Whenever a line in the material below contains "bubble", copy that line.
[DATA TO EXAMINE]
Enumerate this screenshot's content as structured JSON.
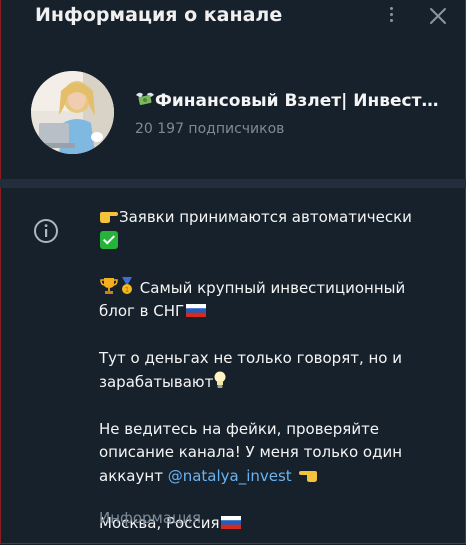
{
  "header": {
    "title": "Информация о канале"
  },
  "channel": {
    "name": "Финансовый Взлет| Инвест…",
    "subscribers": "20 197 подписчиков"
  },
  "description": {
    "line1": "Заявки принимаются автоматически",
    "line2": "Самый крупный инвестиционный блог в СНГ",
    "line3": "Тут о деньгах не только говорят, но и зарабатывают",
    "line4_text": "Не ведитесь на фейки, проверяйте описание канала! У меня только один аккаунт ",
    "line4_link": "@natalya_invest",
    "line5": "Москва, Россия",
    "label": "Информация"
  },
  "icons": {
    "more": "more-vertical-icon",
    "close": "close-icon",
    "info": "info-icon",
    "money_wings": "money-with-wings-icon",
    "pointing_right": "pointing-right-icon",
    "check": "check-mark-icon",
    "trophy": "trophy-icon",
    "medal": "gold-medal-icon",
    "bulb": "light-bulb-icon",
    "flag_ru": "russia-flag-icon"
  },
  "colors": {
    "background": "#17212b",
    "divider": "#232e3c",
    "link": "#6ab2f2",
    "secondary_text": "#7c8a98"
  }
}
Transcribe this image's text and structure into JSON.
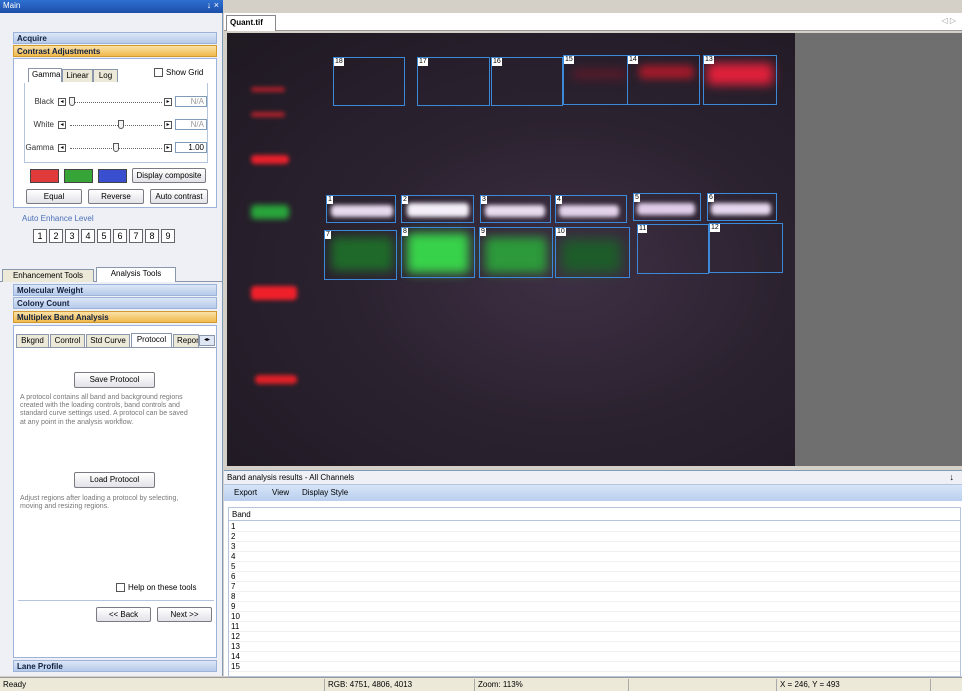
{
  "window": {
    "title": "Main",
    "controls": "↓ ×"
  },
  "sections": {
    "acquire": "Acquire",
    "contrast": "Contrast Adjustments",
    "molecular_weight": "Molecular Weight",
    "colony_count": "Colony Count",
    "multiplex": "Multiplex Band Analysis",
    "lane_profile": "Lane Profile"
  },
  "contrast": {
    "tabs": [
      "Gamma",
      "Linear",
      "Log"
    ],
    "show_grid": "Show Grid",
    "rows": [
      {
        "label": "Black",
        "value": "N/A",
        "position": 0.02
      },
      {
        "label": "White",
        "value": "N/A",
        "position": 0.55
      },
      {
        "label": "Gamma",
        "value": "1.00",
        "position": 0.5
      }
    ],
    "swatch_colors": [
      "#e03a3a",
      "#37a437",
      "#3a4fd0"
    ],
    "display_composite": "Display composite",
    "equal": "Equal",
    "reverse": "Reverse",
    "auto_contrast": "Auto contrast",
    "auto_enhance_label": "Auto Enhance Level",
    "levels": [
      "1",
      "2",
      "3",
      "4",
      "5",
      "6",
      "7",
      "8",
      "9"
    ]
  },
  "tool_tabs": [
    "Enhancement Tools",
    "Analysis Tools"
  ],
  "multiplex": {
    "tabs": [
      "Bkgnd",
      "Control",
      "Std Curve",
      "Protocol",
      "Repor"
    ],
    "save_protocol": "Save Protocol",
    "save_desc": "A protocol contains all band and background regions created with the loading controls, band controls and standard curve settings used. A protocol can be saved at any point in the analysis workflow.",
    "load_protocol": "Load Protocol",
    "load_desc": "Adjust regions after loading a protocol by selecting, moving and resizing regions.",
    "help": "Help on these tools",
    "back": "<< Back",
    "next": "Next >>"
  },
  "document": {
    "tab": "Quant.tif",
    "nav": "◁ ▷"
  },
  "rois": [
    {
      "label": "18"
    },
    {
      "label": "17"
    },
    {
      "label": "16"
    },
    {
      "label": "15"
    },
    {
      "label": "14"
    },
    {
      "label": "13"
    },
    {
      "label": "1"
    },
    {
      "label": "2"
    },
    {
      "label": "3"
    },
    {
      "label": "4"
    },
    {
      "label": "5"
    },
    {
      "label": "6"
    },
    {
      "label": "7"
    },
    {
      "label": "8"
    },
    {
      "label": "9"
    },
    {
      "label": "10"
    },
    {
      "label": "11"
    },
    {
      "label": "12"
    }
  ],
  "results": {
    "title": "Band analysis results - All Channels",
    "pin": "↓",
    "menu": [
      "Export",
      "View",
      "Display Style"
    ],
    "column": "Band",
    "rows": [
      "1",
      "2",
      "3",
      "4",
      "5",
      "6",
      "7",
      "8",
      "9",
      "10",
      "11",
      "12",
      "13",
      "14",
      "15"
    ]
  },
  "status": {
    "ready": "Ready",
    "rgb": "RGB: 4751, 4806, 4013",
    "zoom": "Zoom: 113%",
    "coords": "X = 246, Y = 493"
  }
}
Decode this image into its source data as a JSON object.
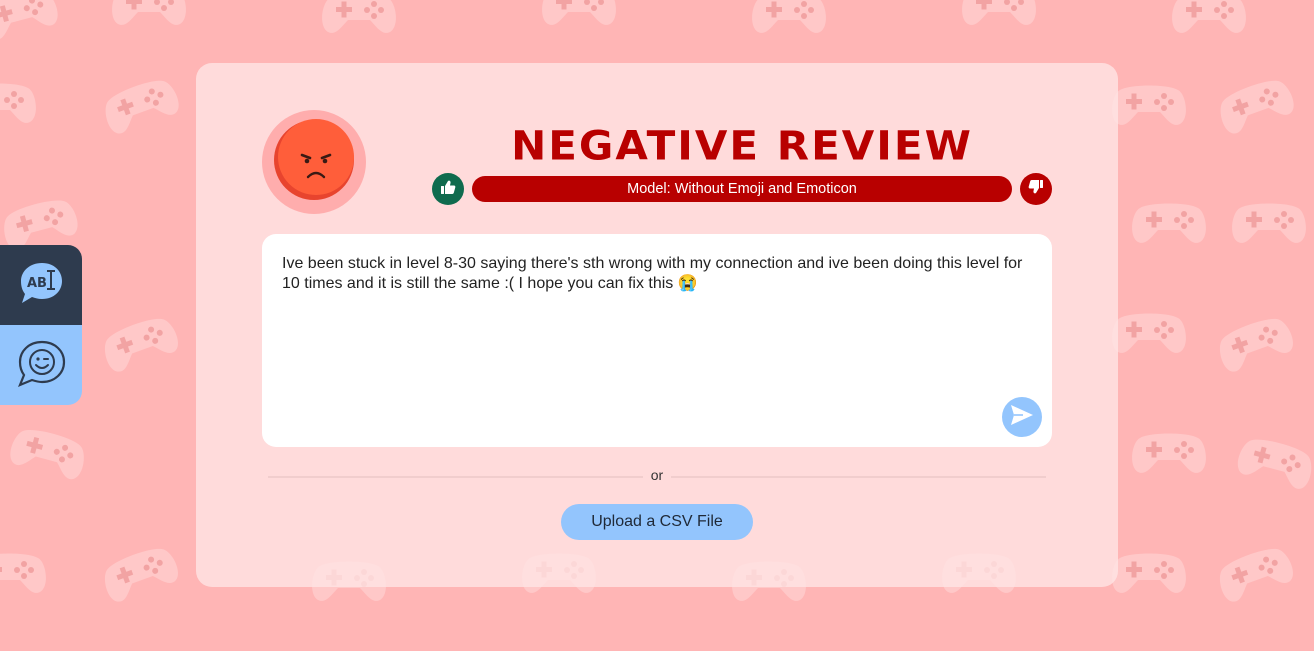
{
  "theme": {
    "background": "#ffb5b5",
    "accent_negative": "#b80000",
    "accent_positive": "#0f6b4e",
    "rail_dark": "#2e3b4e",
    "rail_light": "#93c5fd"
  },
  "side_rail": {
    "items": [
      {
        "icon": "text-bubble-icon",
        "active": true
      },
      {
        "icon": "emoji-bubble-icon",
        "active": false
      }
    ]
  },
  "result": {
    "face_icon": "angry-face-icon",
    "title": "Negative Review",
    "model_label": "Model: Without Emoji and Emoticon",
    "thumb_up_icon": "thumbs-up-icon",
    "thumb_down_icon": "thumbs-down-icon"
  },
  "review": {
    "text": "Ive been stuck in level 8-30 saying there's sth wrong with my connection and ive been doing this level for 10 times and it is still the same :( I hope you can fix this 😭",
    "send_icon": "send-icon"
  },
  "divider": {
    "label": "or"
  },
  "upload": {
    "label": "Upload a CSV File"
  }
}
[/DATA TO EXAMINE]
■ THE COMPLETED TASK ■
        "icon": "text-bubble-icon",
        "icon": "emoji-bubble-icon",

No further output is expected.